* _Directions for this task_: Restate the records in their entirety, word for word.

##############################

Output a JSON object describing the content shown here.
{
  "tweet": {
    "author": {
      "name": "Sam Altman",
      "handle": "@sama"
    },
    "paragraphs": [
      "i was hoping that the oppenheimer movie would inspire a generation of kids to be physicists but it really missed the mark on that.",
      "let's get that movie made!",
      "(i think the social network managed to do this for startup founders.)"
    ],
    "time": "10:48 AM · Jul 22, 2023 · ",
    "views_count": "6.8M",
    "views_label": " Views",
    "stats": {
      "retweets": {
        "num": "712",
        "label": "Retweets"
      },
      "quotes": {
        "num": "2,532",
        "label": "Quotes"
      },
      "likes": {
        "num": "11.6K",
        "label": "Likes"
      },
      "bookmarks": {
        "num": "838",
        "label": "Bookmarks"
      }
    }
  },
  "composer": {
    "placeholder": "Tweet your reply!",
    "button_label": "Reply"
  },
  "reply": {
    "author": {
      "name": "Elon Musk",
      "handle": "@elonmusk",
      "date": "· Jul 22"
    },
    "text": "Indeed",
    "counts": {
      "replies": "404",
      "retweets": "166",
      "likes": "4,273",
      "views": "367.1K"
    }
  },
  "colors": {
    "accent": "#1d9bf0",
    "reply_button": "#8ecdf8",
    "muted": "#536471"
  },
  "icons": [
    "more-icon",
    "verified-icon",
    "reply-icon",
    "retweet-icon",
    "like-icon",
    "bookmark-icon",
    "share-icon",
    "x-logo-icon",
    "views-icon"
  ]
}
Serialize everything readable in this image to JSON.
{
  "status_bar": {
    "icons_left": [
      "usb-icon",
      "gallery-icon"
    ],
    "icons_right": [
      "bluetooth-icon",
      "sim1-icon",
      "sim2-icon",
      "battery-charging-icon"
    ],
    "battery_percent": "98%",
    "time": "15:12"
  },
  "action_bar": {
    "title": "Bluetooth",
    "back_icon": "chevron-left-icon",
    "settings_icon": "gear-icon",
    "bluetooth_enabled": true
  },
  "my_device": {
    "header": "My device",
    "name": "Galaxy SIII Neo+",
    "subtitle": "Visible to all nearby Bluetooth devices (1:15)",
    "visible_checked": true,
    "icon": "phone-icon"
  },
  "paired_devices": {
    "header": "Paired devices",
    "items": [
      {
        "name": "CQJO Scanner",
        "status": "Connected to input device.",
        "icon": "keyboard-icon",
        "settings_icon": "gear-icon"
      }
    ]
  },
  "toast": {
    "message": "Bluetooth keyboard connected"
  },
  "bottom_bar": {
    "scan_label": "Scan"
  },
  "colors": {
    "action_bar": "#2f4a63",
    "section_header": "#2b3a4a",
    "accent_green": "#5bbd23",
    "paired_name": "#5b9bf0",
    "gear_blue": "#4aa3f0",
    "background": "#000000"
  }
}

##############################

* _Exercise response_:
Output a JSON object describing the content shown here.
{
  "tweet": {
    "author": {
      "name": "Sam Altman",
      "handle": "@sama"
    },
    "paragraphs": [
      "i was hoping that the oppenheimer movie would inspire a generation of kids to be physicists but it really missed the mark on that.",
      "let's get that movie made!",
      "(i think the social network managed to do this for startup founders.)"
    ],
    "time": "10:48 AM · Jul 22, 2023 · ",
    "views_count": "6.8M",
    "views_label": " Views",
    "stats": {
      "retweets": {
        "num": "712",
        "label": "Retweets"
      },
      "quotes": {
        "num": "2,532",
        "label": "Quotes"
      },
      "likes": {
        "num": "11.6K",
        "label": "Likes"
      },
      "bookmarks": {
        "num": "838",
        "label": "Bookmarks"
      }
    }
  },
  "composer": {
    "placeholder": "Tweet your reply!",
    "button_label": "Reply"
  },
  "reply": {
    "author": {
      "name": "Elon Musk",
      "handle": "@elonmusk",
      "date": "· Jul 22"
    },
    "text": "Indeed",
    "counts": {
      "replies": "404",
      "retweets": "166",
      "likes": "4,273",
      "views": "367.1K"
    }
  },
  "colors": {
    "accent": "#1d9bf0",
    "reply_button": "#8ecdf8",
    "muted": "#536471"
  },
  "icons": [
    "more-icon",
    "verified-icon",
    "reply-icon",
    "retweet-icon",
    "like-icon",
    "bookmark-icon",
    "share-icon",
    "x-logo-icon",
    "views-icon"
  ]
}
Serialize everything readable in this image to JSON.
{
  "status_bar": {
    "icons_left": [
      "usb-icon",
      "gallery-icon"
    ],
    "icons_right": [
      "bluetooth-icon",
      "sim1-icon",
      "sim2-icon",
      "battery-charging-icon"
    ],
    "battery_percent": "98%",
    "time": "15:12"
  },
  "action_bar": {
    "title": "Bluetooth",
    "back_icon": "chevron-left-icon",
    "settings_icon": "gear-icon",
    "bluetooth_enabled": true
  },
  "my_device": {
    "header": "My device",
    "name": "Galaxy SIII Neo+",
    "subtitle": "Visible to all nearby Bluetooth devices (1:15)",
    "visible_checked": true,
    "icon": "phone-icon"
  },
  "paired_devices": {
    "header": "Paired devices",
    "items": [
      {
        "name": "CQJO Scanner",
        "status": "Connected to input device.",
        "icon": "keyboard-icon",
        "settings_icon": "gear-icon"
      }
    ]
  },
  "toast": {
    "message": "Bluetooth keyboard connected"
  },
  "bottom_bar": {
    "scan_label": "Scan"
  },
  "colors": {
    "action_bar": "#2f4a63",
    "section_header": "#2b3a4a",
    "accent_green": "#5bbd23",
    "paired_name": "#5b9bf0",
    "gear_blue": "#4aa3f0",
    "background": "#000000"
  }
}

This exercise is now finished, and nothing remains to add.